Rav Weiss nevertheless proceeds to allow vaccination (at least for a choleh, even she’ain bo sakanah) on the grounds that it does not involve any clear-cut Shabbos violation at all, even a Rabbinic one.
Perhaps, then, according to R’ Asher’s own logic, it would be permitted to sell vaccine allocation to the highest bidder, since it is not a matter of pikuach nefesh. It is possible, however, that even if vaccination is not considered pikuach nefesh in the context of overriding the prohibitions of Shabbos, nevertheless, since it is certainly the case that from a statistical perspective, vaccination will save lives, the rules of precedence do apply.
R’ Asher then proceeds to distinguish (seemingly referring to cholim she’ein bahem sakanah, although this is not entirely clear) between a private physician, who “obviously” may sell his services to the highest bidder, “like anyone who provides a service in exchange for compensation,” and one working in a hospital or emergency department, who is absolutely prohibited from giving precedence in exchange for financial compensation, “due to his responsibilities to the patients as well as a concern for the prohibition of theft.” According to this distinction, an independent health-care worker, or, presumably, a private institution, would be permitted to offer vaccination services to the highest bidder, although a health-care worker employed by an organization would not.
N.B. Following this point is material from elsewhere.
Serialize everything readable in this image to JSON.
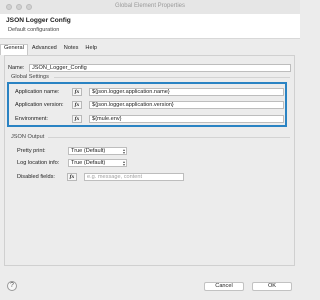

R’ Asher finally suggests that Rav Frankel-Teomim is referring to a physician in possession of medicine, who has the right to sell it to the highest bidder, “like anyone who sells merchandise in his possession,” as opposed to a physician who is merely providing medical services. According to this distinction, institutions or individuals that own vaccines would have the right to sell them to the highest bidder.
Shu”t Minchas Asher cheilek 2 siman 126.
Imrei Baruch Y.D. 336:3.
Cf. a similar discussion regarding an officer in charge of charitable funds who agrees to disburse them to a particular individual in exchange for personal gain in Shu”t Divrei Malkiel cheilek 5 siman 212 s.v. V’od yesh ladun.
HaRav Dr. Ratzon Arusi: Mutar Lekabel Chisun L’corona Gam b’Shabbat. Arutz 7.
HaRishon L’Tzion Hagaon R’ Shlomo Amar Pasak: “Asur Lechasein B’Shabbat.” Kikar Shabbat.
B’inyan Hachisun Hechadash L’corona. Cf. Hagaon R’ David Lau: “Eshkol Lehatir Chisun L’corona B’Shabbat, Rak Im Yochach Shezeh Dachuf.” Kikar Shabbat; Rabbanim: Lishkol Chisun Rof’im V’uchlusiyot B’sikun B’Shabbat. Yisrael Hayom.